Take the 2-minute tour ×
Stack Overflow is a question and answer site for professional and enthusiast programmers. It's 100% free, no registration required.

The parent:

@ExceptionHandler(NoUserException.class)
protected ModelAndView handleException(NoUserException e) {
    Map<String, Object> model = new HashMap<String, Object>();

    model.put(ModelKeys.HOST_KEY, "message");

    return new ModelAndView("noAccess",model);
}

The child:

@ExceptionHandler(NoUserException.class)
protected void handleException(NoUserException e, HttpServletRequest request, HttpServletResponse response) throws IOException {
    logger.error("Invalid user.");
    respond(CLIENT_USER_ERROR,response);
}

Yes, I do need them to have different parameters and outputs.

share|improve this question
    
what do you mean? It's some code in the parent class... it's just a simple throw new NoUserException() –  Nate Spector Jul 18 '12 at 16:48
    
it isnt? it's happening when i run it. it cant decide which method to use. –  Nate Spector Jul 18 '12 at 16:53
    
Probably because there are two @ExceptionHandlers being defined, one inherited from the superclass and the new one being defined in the subclass. Not sure how to override it, it won't happen automatically because the methods don't have the same signature. –  purtip31 Jul 18 '12 at 16:57

2 Answers 2

You can't have two methods with the same exception handler, sorry, it just isn't supported. The code that resolves them does not discern between super-subclasses and consider the subclass "more specific." The code is in org.springframework.web.servlet.mvc.annotation.AnnotationMethodHandlerExceptionResolver if you're interested. It would not be hard to make your own implementation of AbstractHandlerExceptionResolver based on that one that does consider a method directly on the controller a more specific result than an inherited method.

edit: personal comment, I have found over time it is better for me to suppress the urge to use "inheritance as templating tool" when making Spring MVC annotation driven controllers. View code is inherently clunky and procedural at times, this is why we make a separate "view layer" in the first place. An overly-micro approach to DRY and "re-use" does not avail you here. If it violates Liskov Substitution Principle, I don't do it. YMMV of course.

share|improve this answer

Why not just delegate the implementation of handleException() to another method?

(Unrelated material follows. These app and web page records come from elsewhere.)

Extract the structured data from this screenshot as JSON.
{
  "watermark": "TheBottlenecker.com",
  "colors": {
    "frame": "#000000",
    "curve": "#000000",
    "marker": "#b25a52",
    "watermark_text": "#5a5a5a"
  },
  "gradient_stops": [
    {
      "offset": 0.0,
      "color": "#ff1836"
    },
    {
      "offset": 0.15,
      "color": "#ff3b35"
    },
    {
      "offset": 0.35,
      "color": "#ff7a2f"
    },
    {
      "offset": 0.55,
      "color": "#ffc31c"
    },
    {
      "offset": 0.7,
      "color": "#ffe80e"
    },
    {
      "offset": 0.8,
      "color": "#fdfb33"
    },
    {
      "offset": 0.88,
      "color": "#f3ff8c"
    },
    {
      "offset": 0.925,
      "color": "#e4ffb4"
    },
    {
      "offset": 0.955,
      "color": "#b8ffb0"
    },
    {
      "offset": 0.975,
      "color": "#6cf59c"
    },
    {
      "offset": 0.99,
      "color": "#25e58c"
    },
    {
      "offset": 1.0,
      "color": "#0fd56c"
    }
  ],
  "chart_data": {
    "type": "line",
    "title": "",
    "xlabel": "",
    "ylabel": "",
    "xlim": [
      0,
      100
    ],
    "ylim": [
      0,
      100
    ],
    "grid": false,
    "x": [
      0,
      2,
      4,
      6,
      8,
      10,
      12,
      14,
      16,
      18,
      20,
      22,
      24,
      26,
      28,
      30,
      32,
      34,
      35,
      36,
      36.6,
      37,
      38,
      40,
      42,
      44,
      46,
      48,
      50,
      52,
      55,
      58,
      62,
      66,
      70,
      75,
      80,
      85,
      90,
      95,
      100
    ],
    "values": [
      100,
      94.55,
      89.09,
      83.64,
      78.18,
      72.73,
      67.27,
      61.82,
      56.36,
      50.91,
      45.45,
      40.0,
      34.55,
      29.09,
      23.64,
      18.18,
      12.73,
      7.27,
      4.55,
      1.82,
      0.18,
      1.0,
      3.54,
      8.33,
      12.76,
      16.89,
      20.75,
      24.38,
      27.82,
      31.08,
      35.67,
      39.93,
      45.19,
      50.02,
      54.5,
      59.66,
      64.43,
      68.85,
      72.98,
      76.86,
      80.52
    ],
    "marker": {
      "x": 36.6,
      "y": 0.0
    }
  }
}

// superclass
protected ModelAndView handleExceptionImpl(
        NoUserException e,
        HttpServletResponse response) {
    Map<String, Object> model = new HashMap<String, Object>();
    model.put(ModelKeys.HOST_KEY, "message");
    return new ModelAndView("noAccess",model);
}

@ExceptionHandler(NoUserException.class)
protected ModelAndView handleException(
        NoUserException e,
        HttpServletResponse response) {
    return handleExceptionImpl(e, response);
}

// subclass
@Override
protected ModelAndView handleExceptionImpl(
        NoUserException e,
        HttpServletResponse response) {
    logger.error("Invalid user.");
    respond(CLIENT_USER_ERROR,response);
}
share|improve this answer

Your Answer

 
discard

By posting your answer, you agree to the privacy policy and terms of service.

Not the answer you're looking for? Browse other questions tagged or ask your own question.